Agia Aikaterini is a beautiful old church, next to the imposing Saint Minas Cathedral. Built in the 13th century, Saint Catherine used to house a school during the Venetian Occupation and is now the home to a collection of Byzantine icons, wall paintings, sculptures and ecclesiastical relics.
The Church of Saint Catherine was originally built in the 13th or 14th century, and used to belong to the famous Orthodox Venetian monastery, dependency of Sinai.
It is built with a Gothic style, similar to the windows of the Basilica of Saint Marc. During the second half of the 16th century, the western church was reconstructed as per the Renaissance style. The restoration was completed in 1576 (as per the inscription located at over the main entrance).
During the Venetian occupation, the Monastery housed a school, in which it is said that many important men of letters taught in the 16th century; among them were Ioannis Morezenos, Ioasaph Doreianos, Ieremias Palladas. Students of the same school were the later patriarchs Meletios Pegas, Kyrillos Loukaris, and Meletios Vlastos
After the fall of Heraklion to the Ottomans, in 1669, the church turned into a mosque (named as Zülfikar Ali Pasha Çamisi or Ayia Katerina Çamisi.)
In 1919, when Crete was liberated, the minaret was destroyed and now only a part of the minaret staircase is still visible from the inside of the church.
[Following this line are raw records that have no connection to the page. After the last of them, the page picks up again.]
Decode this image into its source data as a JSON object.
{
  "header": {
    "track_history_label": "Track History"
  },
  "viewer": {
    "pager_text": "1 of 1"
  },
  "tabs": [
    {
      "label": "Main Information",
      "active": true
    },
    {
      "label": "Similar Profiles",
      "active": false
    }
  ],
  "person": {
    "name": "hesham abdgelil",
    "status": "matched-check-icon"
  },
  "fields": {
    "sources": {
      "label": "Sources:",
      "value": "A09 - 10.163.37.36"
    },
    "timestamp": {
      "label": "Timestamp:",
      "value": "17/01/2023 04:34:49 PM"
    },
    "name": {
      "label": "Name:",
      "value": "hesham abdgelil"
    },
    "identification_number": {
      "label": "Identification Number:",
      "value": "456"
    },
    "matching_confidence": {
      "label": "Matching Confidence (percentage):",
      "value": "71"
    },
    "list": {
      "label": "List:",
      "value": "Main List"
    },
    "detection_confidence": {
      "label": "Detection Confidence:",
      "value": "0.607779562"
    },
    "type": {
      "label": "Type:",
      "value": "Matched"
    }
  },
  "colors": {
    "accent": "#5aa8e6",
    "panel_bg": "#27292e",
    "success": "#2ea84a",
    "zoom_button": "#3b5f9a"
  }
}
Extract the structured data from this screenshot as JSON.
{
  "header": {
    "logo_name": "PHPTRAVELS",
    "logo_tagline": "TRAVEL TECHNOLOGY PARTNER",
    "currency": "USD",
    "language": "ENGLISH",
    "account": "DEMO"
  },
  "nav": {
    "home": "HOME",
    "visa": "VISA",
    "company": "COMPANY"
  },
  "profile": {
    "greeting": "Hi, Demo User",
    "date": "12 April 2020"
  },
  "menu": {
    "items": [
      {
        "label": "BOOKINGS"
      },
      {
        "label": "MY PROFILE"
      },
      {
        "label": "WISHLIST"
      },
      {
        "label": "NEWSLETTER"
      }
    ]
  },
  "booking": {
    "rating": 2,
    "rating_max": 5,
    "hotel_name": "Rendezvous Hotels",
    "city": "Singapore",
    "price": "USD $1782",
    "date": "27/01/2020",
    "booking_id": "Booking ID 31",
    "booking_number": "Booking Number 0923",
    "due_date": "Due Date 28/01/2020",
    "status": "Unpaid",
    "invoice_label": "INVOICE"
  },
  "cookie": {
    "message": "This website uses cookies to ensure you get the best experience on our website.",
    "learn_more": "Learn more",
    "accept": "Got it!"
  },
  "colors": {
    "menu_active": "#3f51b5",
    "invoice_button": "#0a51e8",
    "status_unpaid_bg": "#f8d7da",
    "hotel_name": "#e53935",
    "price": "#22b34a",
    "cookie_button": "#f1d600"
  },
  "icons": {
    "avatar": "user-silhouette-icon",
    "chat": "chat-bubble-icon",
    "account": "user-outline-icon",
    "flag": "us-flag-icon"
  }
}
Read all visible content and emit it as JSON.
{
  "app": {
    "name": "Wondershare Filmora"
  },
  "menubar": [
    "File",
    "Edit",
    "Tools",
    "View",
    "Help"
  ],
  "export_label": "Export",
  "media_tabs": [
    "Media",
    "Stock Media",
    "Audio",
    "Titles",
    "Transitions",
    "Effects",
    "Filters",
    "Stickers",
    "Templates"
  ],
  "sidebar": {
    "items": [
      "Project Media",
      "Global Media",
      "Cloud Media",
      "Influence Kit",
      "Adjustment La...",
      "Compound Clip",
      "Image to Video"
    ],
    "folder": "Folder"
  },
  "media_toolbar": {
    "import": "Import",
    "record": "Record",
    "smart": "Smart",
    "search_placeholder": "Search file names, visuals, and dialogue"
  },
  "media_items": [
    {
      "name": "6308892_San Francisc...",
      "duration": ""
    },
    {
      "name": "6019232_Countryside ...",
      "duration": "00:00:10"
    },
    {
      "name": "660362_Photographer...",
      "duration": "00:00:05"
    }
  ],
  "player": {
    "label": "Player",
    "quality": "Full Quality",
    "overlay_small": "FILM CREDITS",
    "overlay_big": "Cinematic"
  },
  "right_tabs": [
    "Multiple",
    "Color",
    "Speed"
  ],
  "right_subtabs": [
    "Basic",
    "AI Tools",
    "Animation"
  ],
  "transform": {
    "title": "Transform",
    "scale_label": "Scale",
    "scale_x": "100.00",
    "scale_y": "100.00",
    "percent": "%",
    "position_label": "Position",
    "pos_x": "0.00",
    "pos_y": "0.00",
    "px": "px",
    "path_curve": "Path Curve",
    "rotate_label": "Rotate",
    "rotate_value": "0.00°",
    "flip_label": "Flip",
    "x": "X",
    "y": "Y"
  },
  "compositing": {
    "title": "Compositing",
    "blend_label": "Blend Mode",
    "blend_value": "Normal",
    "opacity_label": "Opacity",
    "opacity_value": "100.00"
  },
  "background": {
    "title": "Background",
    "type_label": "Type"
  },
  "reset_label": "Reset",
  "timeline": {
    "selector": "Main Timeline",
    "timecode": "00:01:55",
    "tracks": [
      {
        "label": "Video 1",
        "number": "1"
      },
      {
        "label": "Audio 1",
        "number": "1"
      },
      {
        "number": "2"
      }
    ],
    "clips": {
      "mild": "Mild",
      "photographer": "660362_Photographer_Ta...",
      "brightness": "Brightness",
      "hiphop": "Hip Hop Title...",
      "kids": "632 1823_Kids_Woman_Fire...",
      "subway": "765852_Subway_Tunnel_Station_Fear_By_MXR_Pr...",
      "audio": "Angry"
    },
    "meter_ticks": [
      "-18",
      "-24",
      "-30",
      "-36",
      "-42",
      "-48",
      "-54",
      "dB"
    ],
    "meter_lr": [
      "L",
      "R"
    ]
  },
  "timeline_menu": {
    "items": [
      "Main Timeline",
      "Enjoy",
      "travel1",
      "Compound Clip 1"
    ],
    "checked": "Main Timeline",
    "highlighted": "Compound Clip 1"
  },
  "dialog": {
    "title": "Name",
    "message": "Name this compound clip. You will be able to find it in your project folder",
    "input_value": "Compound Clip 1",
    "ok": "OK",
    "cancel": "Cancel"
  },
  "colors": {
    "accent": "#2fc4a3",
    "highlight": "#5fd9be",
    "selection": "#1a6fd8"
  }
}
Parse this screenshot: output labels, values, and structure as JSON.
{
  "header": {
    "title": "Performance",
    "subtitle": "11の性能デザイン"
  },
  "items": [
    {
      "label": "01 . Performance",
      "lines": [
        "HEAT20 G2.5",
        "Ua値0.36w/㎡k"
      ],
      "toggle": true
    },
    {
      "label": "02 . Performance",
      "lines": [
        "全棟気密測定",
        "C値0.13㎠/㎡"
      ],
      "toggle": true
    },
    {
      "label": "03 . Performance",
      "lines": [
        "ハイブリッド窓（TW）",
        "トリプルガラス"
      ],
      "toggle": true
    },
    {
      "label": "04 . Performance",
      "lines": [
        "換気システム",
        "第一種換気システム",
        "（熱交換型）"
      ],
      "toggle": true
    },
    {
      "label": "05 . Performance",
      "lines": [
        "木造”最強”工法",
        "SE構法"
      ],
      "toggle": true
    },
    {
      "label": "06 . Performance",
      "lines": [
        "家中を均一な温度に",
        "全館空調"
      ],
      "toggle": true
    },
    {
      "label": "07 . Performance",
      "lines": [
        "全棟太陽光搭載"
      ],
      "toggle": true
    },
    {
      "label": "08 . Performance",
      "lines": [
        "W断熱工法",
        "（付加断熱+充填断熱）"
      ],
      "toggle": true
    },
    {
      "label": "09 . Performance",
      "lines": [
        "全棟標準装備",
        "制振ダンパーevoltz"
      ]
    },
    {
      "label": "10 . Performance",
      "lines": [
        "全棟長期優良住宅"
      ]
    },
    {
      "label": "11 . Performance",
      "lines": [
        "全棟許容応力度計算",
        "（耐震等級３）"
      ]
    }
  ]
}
The church was renovated and from 1943 until 1967 was functioning as an Orthodox church. In 1967, the church was turned into a museum of holy icons and liturgical objects of the Cretan Archdiocese.
Recently the Museum was renovated by the 13th Ephorate of Byzantine Antiquities of Heraklion (www.iakm.gr).
The following collections are exhibited:
- Ecclesiastical books and manuscripts,
- Ecclesiastical vessels and relics,
St Cathrine Square, Τ.Κ. 71201, Herakleion (Prefecture of Iraklio)
Telephone: +30 2810 336316
Fax: +30 2810 326759
Summer Opening Hours:
Daily 09:30-19:30 – Sundays: 10:00 – 19:30
Admission: 4 Euros
More information from the Ministry of Culture
Find the Museum on the Google Map
Read what the museum’s visitors comment: Via TripAdvisor
by JudyWSWales SWales
What a treat this was!
Spent a wonderful morning in this tiny museum studying the icons, which I have to say I didn’t know a whole lot about until I came here. The setting is also magnificent, in a small but beautifully restored church that was a mosque in a previous incarnation.Many of the icons are very old and quite beautifully painted, some by the leading Cretan artists.We also had a fascinating conversation with one of the curators, a charming young lady, which greatly enhanced our visit. Highly recommended.
By Belgo96, Australia
Definitely worth a visit if you are interested in Cretan painting
This lovely old church sits right up next to St Minas in Heraklion. It was built in the 16th century. It now houses a collection of Byzantine icons, religious vestments, wall paintings and manuscripts across six centuries of Orthodox history (from 14th century onwards). It costs 4 Euros to enter. Crete has a long history in icon painting due to its history of interaction with Turkey and related events. One of the leading exponents of the Cretan School of icon painting was Michael Damaskinos. A number of his icons are on display in the church/museum. I am not a huge icon fan but found these paintings (and they are given pride of place in the museum) attractive.
By dimitriosn604, Heraklion
Ακόμη ενας ομορφος ναός, μεγαλεπίβλητος
Ακόμη ενας ομορφος ναός, μεγαλεπίβλητος και με απέραντη γαλήνη που μαγεύει τον επισκέπτη και του προκαλεί δέος θα μπορούσα να πώ!!
A very nice museum
The museum is small but it has a lovely collection including icons from the 14th century and works of Damaskinos.
The entrance ticket costs 4 euro which I find reasonable (considering that a cold coffee in Heraklion costs approximately 3.5 euro 🙂 ).
I personally found it fascinating and I recommend it to those interested in Christian Art (or generally in art).